:: Listed entries ::
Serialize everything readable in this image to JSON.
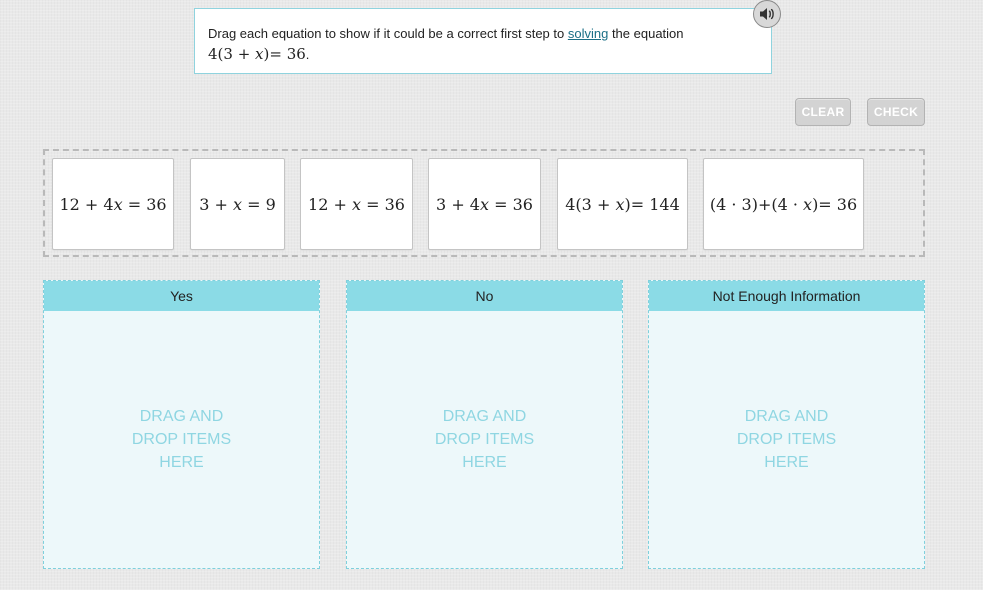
{
  "prompt": {
    "before_link": "Drag each equation to show if it could be a correct first step to ",
    "link": "solving",
    "after_link": " the equation",
    "equation": {
      "a": "4(3 + ",
      "var": "x",
      "b": ")= 36"
    },
    "period": "."
  },
  "audio": {
    "icon": "speaker-icon"
  },
  "buttons": {
    "clear": "CLEAR",
    "check": "CHECK"
  },
  "items": [
    {
      "a": "12 + 4",
      "var": "x",
      "b": " = 36"
    },
    {
      "a": "3 + ",
      "var": "x",
      "b": " = 9"
    },
    {
      "a": "12 + ",
      "var": "x",
      "b": " = 36"
    },
    {
      "a": "3 + 4",
      "var": "x",
      "b": " = 36"
    },
    {
      "a": "4(3 + ",
      "var": "x",
      "b": ")= 144"
    },
    {
      "a": "(4 · 3)+(4 · ",
      "var": "x",
      "b": ")= 36"
    }
  ],
  "zones": [
    {
      "title": "Yes",
      "hint": "DRAG AND DROP ITEMS HERE"
    },
    {
      "title": "No",
      "hint": "DRAG AND DROP ITEMS HERE"
    },
    {
      "title": "Not Enough Information",
      "hint": "DRAG AND DROP ITEMS HERE"
    }
  ],
  "colors": {
    "accent": "#8bdbe6",
    "zone_bg": "#edf8fa",
    "link": "#1b6f86",
    "button_bg": "#d3d3d3"
  }
}
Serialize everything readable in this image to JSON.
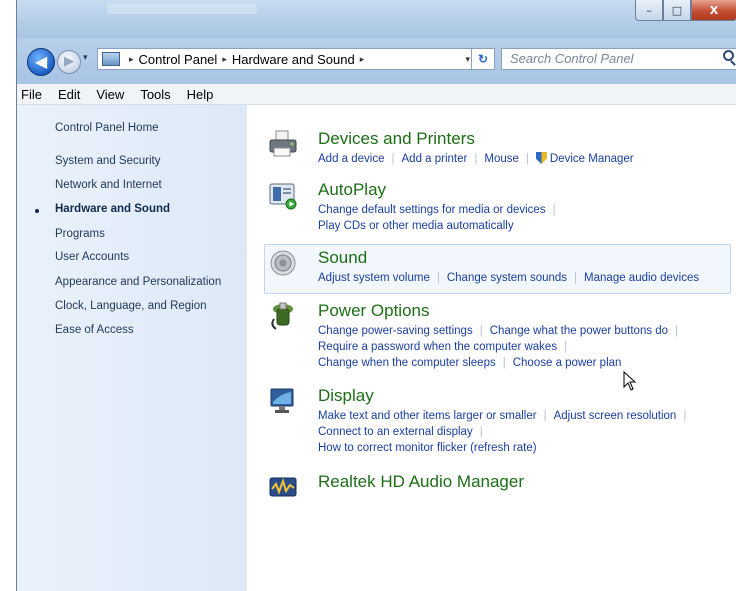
{
  "window": {
    "buttons": {
      "minimize": "–",
      "maximize": "□",
      "close": "X"
    }
  },
  "nav": {
    "back_glyph": "◀",
    "forward_glyph": "▶",
    "recent_glyph": "▾",
    "address": {
      "crumbs": [
        "Control Panel",
        "Hardware and Sound"
      ],
      "separator": "▸",
      "dropdown_glyph": "▾",
      "refresh_glyph": "↻"
    },
    "search_placeholder": "Search Control Panel"
  },
  "menu": [
    "File",
    "Edit",
    "View",
    "Tools",
    "Help"
  ],
  "sidebar": {
    "home": "Control Panel Home",
    "items": [
      {
        "label": "System and Security",
        "current": false
      },
      {
        "label": "Network and Internet",
        "current": false
      },
      {
        "label": "Hardware and Sound",
        "current": true
      },
      {
        "label": "Programs",
        "current": false
      },
      {
        "label": "User Accounts",
        "current": false
      },
      {
        "label": "Appearance and Personalization",
        "current": false
      },
      {
        "label": "Clock, Language, and Region",
        "current": false
      },
      {
        "label": "Ease of Access",
        "current": false
      }
    ]
  },
  "categories": [
    {
      "title": "Devices and Printers",
      "icon": "printer-icon",
      "link_lines": [
        [
          "Add a device",
          "Add a printer",
          "Mouse",
          "Device Manager"
        ]
      ]
    },
    {
      "title": "AutoPlay",
      "icon": "autoplay-icon",
      "link_lines": [
        [
          "Change default settings for media or devices"
        ],
        [
          "Play CDs or other media automatically"
        ]
      ]
    },
    {
      "title": "Sound",
      "icon": "speaker-icon",
      "link_lines": [
        [
          "Adjust system volume",
          "Change system sounds",
          "Manage audio devices"
        ]
      ]
    },
    {
      "title": "Power Options",
      "icon": "power-options-icon",
      "link_lines": [
        [
          "Change power-saving settings",
          "Change what the power buttons do"
        ],
        [
          "Require a password when the computer wakes"
        ],
        [
          "Change when the computer sleeps",
          "Choose a power plan"
        ]
      ]
    },
    {
      "title": "Display",
      "icon": "monitor-icon",
      "link_lines": [
        [
          "Make text and other items larger or smaller",
          "Adjust screen resolution"
        ],
        [
          "Connect to an external display"
        ],
        [
          "How to correct monitor flicker (refresh rate)"
        ]
      ]
    },
    {
      "title": "Realtek HD Audio Manager",
      "icon": "audio-manager-icon",
      "link_lines": []
    }
  ]
}
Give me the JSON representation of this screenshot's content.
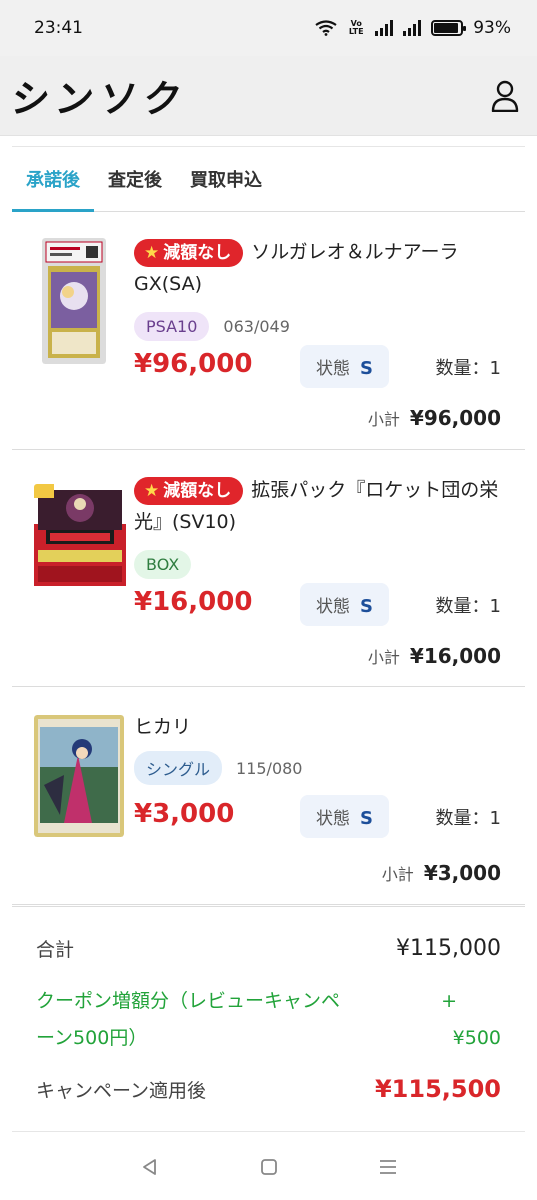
{
  "status": {
    "time": "23:41",
    "battery": "93%",
    "volte": "Vo LTE"
  },
  "header": {
    "logo": "シンソク"
  },
  "tabs": [
    {
      "label": "承諾後",
      "active": true
    },
    {
      "label": "査定後",
      "active": false
    },
    {
      "label": "買取申込",
      "active": false
    }
  ],
  "items": [
    {
      "badge": "減額なし",
      "name": "ソルガレオ＆ルナアーラGX(SA)",
      "tag": "PSA10",
      "card_no": "063/049",
      "price": "¥96,000",
      "cond_label": "状態",
      "cond_value": "S",
      "qty": "数量：1",
      "subtotal_label": "小計",
      "subtotal": "¥96,000"
    },
    {
      "badge": "減額なし",
      "name": "拡張パック『ロケット団の栄光』(SV10)",
      "tag": "BOX",
      "card_no": "",
      "price": "¥16,000",
      "cond_label": "状態",
      "cond_value": "S",
      "qty": "数量：1",
      "subtotal_label": "小計",
      "subtotal": "¥16,000"
    },
    {
      "badge": "",
      "name": "ヒカリ",
      "tag": "シングル",
      "card_no": "115/080",
      "price": "¥3,000",
      "cond_label": "状態",
      "cond_value": "S",
      "qty": "数量：1",
      "subtotal_label": "小計",
      "subtotal": "¥3,000"
    }
  ],
  "totals": {
    "total_label": "合計",
    "total_value": "¥115,000",
    "coupon_label_1": "クーポン増額分（レビューキャンペ",
    "coupon_label_2": "ーン500円）",
    "coupon_plus": "+",
    "coupon_value": "¥500",
    "final_label": "キャンペーン適用後",
    "final_value": "¥115,500"
  },
  "colors": {
    "accent": "#2aa3c8",
    "price_red": "#d9262a",
    "coupon_green": "#22a33a"
  }
}
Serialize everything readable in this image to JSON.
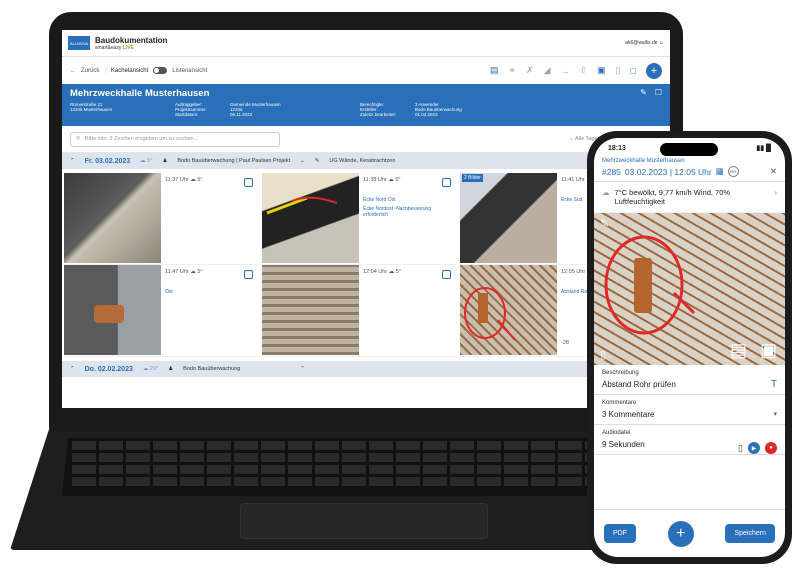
{
  "app": {
    "title": "Baudokumentation",
    "subtitle_prefix": "smart&easy ",
    "subtitle_accent": "LIVE",
    "user_email": "ak6@wallis.de",
    "logo_text": "ALLNOVA"
  },
  "toolbar": {
    "back_label": "Zurück",
    "tile_view_label": "Kachelansicht",
    "list_view_label": "Listenansicht"
  },
  "project": {
    "title": "Mehrzweckhalle Musterhausen",
    "address_line1": "Römerstraße 21",
    "address_line2": "12345 Musterhausen",
    "labels": [
      "Auftraggeber:",
      "Projektnummer:",
      "Startdatum:"
    ],
    "values": [
      "Gemeinde Musterhausen",
      "12345",
      "06.11.2022"
    ],
    "labels2": [
      "Berechtigte:",
      "Ersteller:",
      "Zuletzt bearbeitet:"
    ],
    "values2": [
      "3 Anwender",
      "Bodo Bauüberwachung",
      "01.03.2023"
    ]
  },
  "search": {
    "placeholder": "Bitte min. 3 Zeichen eingeben um zu suchen...",
    "expand_all": "Alle Tagesinformationen aufklappen"
  },
  "day1": {
    "date": "Fr. 03.02.2023",
    "temp": "5°",
    "people": "Bodo Bauüberwachung | Paul Paulsen Projekt",
    "extra": "UG Wände, Kerabrachtzen"
  },
  "cards": [
    {
      "time": "11:37 Uhr",
      "temp": "5°",
      "desc": ""
    },
    {
      "time": "11:38 Uhr",
      "temp": "5°",
      "desc": "Ecke Nord Ost",
      "desc2": "Ecke Nordost -Nachbesserung erforderlich"
    },
    {
      "time": "11:41 Uhr",
      "temp": "",
      "desc": "Ecke Süd",
      "badge": "2 Bilder"
    },
    {
      "time": "11:47 Uhr",
      "temp": "5°",
      "desc": "Ost"
    },
    {
      "time": "12:04 Uhr",
      "temp": "5°",
      "desc": ""
    },
    {
      "time": "12:05 Uhr",
      "temp": "",
      "desc": "Abstand Rohr",
      "extra": "-28"
    }
  ],
  "day2": {
    "date": "Do. 02.02.2023",
    "temp": "20°",
    "people": "Bodo Bauüberwachung"
  },
  "phone": {
    "time": "18:13",
    "project": "Mehrzweckhalle Musterhausen",
    "entry_id": "#285",
    "entry_datetime": "03.02.2023 | 12:05 Uhr",
    "rr": "RR",
    "weather": "7°C bewölkt, 9,77 km/h Wind, 70% Luftfeuchtigkeit",
    "desc_label": "Beschreibung",
    "desc_value": "Abstand Rohr prüfen",
    "comments_label": "Kommentare",
    "comments_value": "3 Kommentare",
    "audio_label": "Audiodatei",
    "audio_value": "9 Sekunden",
    "pdf_label": "PDF",
    "save_label": "Speichern"
  },
  "colors": {
    "brand": "#2a6fb9",
    "accent": "#7bb32e",
    "header_bg": "#2a6fb9"
  }
}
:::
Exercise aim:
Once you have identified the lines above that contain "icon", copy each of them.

Response to the task:
    "icon": "speaker-icon"
      "icon": "printer-icon",
      "icon": "autoplay-icon",
      "icon": "speaker-icon",
      "icon": "power-options-icon",
      "icon": "monitor-icon",
      "icon": "audio-manager-icon",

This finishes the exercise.